### INSTRUCTIONS FOR THE TASK:
Below are some entries. Copy each line in them that holds "キャンセル".

--- TASK MATERIAL Enclosed Below ---

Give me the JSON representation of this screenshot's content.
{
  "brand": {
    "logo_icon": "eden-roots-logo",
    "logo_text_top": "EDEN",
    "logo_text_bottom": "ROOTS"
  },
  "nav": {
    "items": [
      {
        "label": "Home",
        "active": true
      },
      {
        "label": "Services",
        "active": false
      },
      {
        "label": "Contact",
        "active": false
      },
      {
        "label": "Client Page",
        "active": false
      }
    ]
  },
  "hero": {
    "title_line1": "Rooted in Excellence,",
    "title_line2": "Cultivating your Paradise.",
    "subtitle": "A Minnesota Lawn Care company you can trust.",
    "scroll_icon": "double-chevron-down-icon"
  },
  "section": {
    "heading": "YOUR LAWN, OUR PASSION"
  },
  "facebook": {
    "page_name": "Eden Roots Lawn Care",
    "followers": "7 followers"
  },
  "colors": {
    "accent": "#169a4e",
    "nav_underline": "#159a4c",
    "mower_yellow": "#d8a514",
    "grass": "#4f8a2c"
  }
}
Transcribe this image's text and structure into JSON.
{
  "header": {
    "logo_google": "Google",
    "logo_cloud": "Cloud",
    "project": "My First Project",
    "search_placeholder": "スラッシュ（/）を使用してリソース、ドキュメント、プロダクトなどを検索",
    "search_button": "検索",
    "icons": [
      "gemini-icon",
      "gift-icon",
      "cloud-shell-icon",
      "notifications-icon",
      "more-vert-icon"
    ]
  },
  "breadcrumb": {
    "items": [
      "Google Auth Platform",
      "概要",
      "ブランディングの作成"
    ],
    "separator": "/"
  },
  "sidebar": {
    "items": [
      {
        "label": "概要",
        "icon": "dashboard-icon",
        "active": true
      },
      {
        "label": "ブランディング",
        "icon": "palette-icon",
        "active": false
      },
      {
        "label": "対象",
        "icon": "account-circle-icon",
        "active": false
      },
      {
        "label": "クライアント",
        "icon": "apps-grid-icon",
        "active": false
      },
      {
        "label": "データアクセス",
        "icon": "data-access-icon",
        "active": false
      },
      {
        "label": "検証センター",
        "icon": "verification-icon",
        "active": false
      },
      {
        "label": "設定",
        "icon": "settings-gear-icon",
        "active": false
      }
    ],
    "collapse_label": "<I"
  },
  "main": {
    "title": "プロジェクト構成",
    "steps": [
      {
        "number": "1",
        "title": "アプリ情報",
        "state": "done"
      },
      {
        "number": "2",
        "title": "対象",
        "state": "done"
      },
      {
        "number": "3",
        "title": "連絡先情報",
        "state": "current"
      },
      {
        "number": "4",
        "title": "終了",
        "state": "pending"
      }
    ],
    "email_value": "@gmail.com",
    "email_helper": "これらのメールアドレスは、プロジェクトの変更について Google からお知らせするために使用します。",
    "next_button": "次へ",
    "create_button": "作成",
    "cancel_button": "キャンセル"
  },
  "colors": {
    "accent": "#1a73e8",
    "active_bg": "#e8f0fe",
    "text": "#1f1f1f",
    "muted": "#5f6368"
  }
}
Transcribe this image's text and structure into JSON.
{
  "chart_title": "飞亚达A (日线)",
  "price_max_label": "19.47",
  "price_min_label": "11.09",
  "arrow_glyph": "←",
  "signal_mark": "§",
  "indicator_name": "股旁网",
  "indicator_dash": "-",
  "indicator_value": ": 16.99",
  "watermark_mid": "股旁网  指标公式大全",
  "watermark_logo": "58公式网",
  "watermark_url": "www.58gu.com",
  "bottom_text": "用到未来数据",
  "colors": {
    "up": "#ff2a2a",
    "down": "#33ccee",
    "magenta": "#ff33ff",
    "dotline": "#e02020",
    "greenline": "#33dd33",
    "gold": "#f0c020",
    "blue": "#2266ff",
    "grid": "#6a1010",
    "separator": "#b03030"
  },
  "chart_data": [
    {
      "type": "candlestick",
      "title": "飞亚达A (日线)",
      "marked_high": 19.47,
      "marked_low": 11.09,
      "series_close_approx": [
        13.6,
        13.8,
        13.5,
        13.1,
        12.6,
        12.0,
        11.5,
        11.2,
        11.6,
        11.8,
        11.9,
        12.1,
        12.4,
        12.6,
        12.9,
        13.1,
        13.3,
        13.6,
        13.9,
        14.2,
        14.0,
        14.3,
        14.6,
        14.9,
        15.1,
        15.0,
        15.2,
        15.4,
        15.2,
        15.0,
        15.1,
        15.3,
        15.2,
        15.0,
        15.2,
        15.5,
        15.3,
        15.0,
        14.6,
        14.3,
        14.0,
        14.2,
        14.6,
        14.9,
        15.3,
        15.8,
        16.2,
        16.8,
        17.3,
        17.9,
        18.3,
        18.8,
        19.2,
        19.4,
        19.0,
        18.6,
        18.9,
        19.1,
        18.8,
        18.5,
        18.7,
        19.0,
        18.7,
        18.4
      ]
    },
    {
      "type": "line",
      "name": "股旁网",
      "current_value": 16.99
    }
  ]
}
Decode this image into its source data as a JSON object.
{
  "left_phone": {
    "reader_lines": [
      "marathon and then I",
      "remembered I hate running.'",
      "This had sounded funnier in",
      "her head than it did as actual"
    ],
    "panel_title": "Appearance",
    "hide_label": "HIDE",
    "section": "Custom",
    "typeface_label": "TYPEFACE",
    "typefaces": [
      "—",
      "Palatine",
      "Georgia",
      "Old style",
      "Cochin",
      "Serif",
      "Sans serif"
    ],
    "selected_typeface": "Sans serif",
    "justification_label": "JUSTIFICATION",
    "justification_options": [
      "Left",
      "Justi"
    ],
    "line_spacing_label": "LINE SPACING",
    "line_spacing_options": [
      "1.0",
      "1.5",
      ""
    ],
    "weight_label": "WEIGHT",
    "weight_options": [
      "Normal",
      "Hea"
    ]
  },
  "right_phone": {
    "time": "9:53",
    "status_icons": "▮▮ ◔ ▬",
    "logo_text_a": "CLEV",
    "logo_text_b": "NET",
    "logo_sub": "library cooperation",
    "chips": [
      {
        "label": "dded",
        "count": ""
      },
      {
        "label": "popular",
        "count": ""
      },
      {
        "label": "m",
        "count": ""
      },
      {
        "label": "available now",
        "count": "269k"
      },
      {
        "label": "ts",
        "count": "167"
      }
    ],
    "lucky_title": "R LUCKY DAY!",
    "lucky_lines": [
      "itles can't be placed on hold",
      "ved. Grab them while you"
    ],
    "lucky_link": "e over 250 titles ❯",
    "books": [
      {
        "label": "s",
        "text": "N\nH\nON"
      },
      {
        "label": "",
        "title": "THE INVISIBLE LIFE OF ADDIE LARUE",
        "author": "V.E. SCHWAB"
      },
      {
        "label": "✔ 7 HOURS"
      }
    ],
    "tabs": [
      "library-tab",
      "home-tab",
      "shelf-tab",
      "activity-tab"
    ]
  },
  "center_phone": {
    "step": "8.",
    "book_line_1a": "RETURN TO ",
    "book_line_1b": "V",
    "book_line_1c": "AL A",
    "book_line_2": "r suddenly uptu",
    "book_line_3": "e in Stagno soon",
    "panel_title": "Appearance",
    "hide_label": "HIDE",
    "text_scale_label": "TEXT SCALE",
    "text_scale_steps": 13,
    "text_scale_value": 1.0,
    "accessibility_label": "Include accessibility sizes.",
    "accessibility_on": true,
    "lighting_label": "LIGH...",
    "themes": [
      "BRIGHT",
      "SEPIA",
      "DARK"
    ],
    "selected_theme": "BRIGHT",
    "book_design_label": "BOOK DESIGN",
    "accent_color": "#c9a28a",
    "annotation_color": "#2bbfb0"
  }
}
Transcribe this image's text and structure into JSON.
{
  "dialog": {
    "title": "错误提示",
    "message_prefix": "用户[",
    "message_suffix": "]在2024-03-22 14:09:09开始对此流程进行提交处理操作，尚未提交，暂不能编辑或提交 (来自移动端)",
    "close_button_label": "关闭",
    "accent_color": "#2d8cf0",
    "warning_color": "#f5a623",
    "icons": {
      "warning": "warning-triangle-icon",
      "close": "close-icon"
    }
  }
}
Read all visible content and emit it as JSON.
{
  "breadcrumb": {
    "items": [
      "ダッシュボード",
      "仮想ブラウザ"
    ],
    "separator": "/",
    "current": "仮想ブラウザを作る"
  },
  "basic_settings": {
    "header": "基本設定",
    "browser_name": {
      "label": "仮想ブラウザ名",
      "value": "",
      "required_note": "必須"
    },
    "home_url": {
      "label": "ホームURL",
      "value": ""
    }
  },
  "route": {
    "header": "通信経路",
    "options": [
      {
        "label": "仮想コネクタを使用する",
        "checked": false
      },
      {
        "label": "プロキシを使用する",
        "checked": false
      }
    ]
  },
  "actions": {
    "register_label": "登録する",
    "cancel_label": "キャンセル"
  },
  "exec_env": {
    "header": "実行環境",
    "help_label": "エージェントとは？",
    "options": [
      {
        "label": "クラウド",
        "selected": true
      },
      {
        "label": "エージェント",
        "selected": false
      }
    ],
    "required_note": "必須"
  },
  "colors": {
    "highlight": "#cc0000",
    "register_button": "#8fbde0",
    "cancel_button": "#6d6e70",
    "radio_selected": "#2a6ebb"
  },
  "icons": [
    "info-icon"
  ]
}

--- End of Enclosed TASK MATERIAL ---

### EXERCISE SOLUTION:
    "cancel_button": "キャンセル"
    "cancel_label": "キャンセル"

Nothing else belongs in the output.